Reviewing a serial that has reached its twenty-seventh episode in its
third season is not an easy task. If I am too critical, I run the risk of antagonizing the legions of fans of the series who
express their enthusiasm through various social media as well as on the various platforms on the serial's website (www.zombiepodcast.com).
With this in mind, I went back to the first episode, aired in 2009, to trace the
origins of the story. Set in Los Angeles, it is narrated by Michael (Jim Gleeson), an ex-army officer who has to cope with
the city being overrun by zombies. He and his two colleagues Angel (Shane Selk) and Saul (Nate Geez) have to learn to work
together as a team to try and save themselves, as well as look for other survivors. This is no easy task; while the three

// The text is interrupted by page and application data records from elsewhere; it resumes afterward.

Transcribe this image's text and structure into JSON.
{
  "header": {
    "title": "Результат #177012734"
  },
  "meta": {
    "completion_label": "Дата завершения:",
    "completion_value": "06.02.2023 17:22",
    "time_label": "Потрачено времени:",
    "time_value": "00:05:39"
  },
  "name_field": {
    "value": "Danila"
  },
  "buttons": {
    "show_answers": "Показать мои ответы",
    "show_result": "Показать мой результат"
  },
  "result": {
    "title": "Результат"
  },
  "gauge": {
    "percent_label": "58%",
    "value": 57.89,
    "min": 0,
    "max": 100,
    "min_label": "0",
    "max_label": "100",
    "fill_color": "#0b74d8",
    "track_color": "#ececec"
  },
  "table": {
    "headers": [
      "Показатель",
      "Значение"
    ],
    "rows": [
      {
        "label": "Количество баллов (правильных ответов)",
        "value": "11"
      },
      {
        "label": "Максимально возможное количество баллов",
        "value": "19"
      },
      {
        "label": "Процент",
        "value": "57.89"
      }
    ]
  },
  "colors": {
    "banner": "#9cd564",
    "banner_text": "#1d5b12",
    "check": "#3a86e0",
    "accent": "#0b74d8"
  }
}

men are not competitive per se, they have their own widely differing views as to the most prudent course of action.
However director KC Wayland does not judge any of them; he realizes that in extreme situations, conceptions of "reasonable"
and "unreasonably" behaviour fall by the wayside. We're Alive is thus a study in human relationship, as well as a
science fiction epic.
By the end of the first chapter, the three men have been joined by Pegs (Elisa Eliot)
and Riley (Claire Dodin), two female survivors of the disaster. The relationship between them and the three men is often stormy:
while the men often regard them either as sex-objects or flirts (with only one thing in mind), the women themselves are amused
by what they perceive as the men's quaintly old-fashioned conceptions of gender. They believe that everyone should be equal.
Wayland's production offers another interesting side-effect on the disaster: when 'normal' conceptions of 'maleness' and 'femaleness'
are destroyed, the protagonists start to re-examine one another's reactions.
While We're Alive offers some interesting comments on human nature,
it is at heart an exciting science fiction epic. Michael narrates the drama with the kind of world-weary cynicism normally
associated with classic detective fiction (e.g. Raymond Chandler), but this does not mean that he is not involved in trying
to save his world. On the contrary, his detachment emphasizes how difficult the task actually is; no one really knows how
to get rid of the zombies, or whether they can be entirely eliminated. The episodes become a matter of trial and error, where
the human beings try their best to survive in a limited space (a fifteen-storey building), while looking out for further invaders.
Sonically speaking, the drama is brilliantly illustrated with the sound of banging
doors, the click of safety-catched being removed and shots firing, contrasted with the uneathly gurgling sound of the zombies,
perpetually threatening the human beings.
We're Alive provides an object lesson in how to construct a serial podcast
that not only builds a substantial listener base, but knows how to maintain their interest. I'll certainly do my best to catch
up with the story, even though I know it will take some time to do so.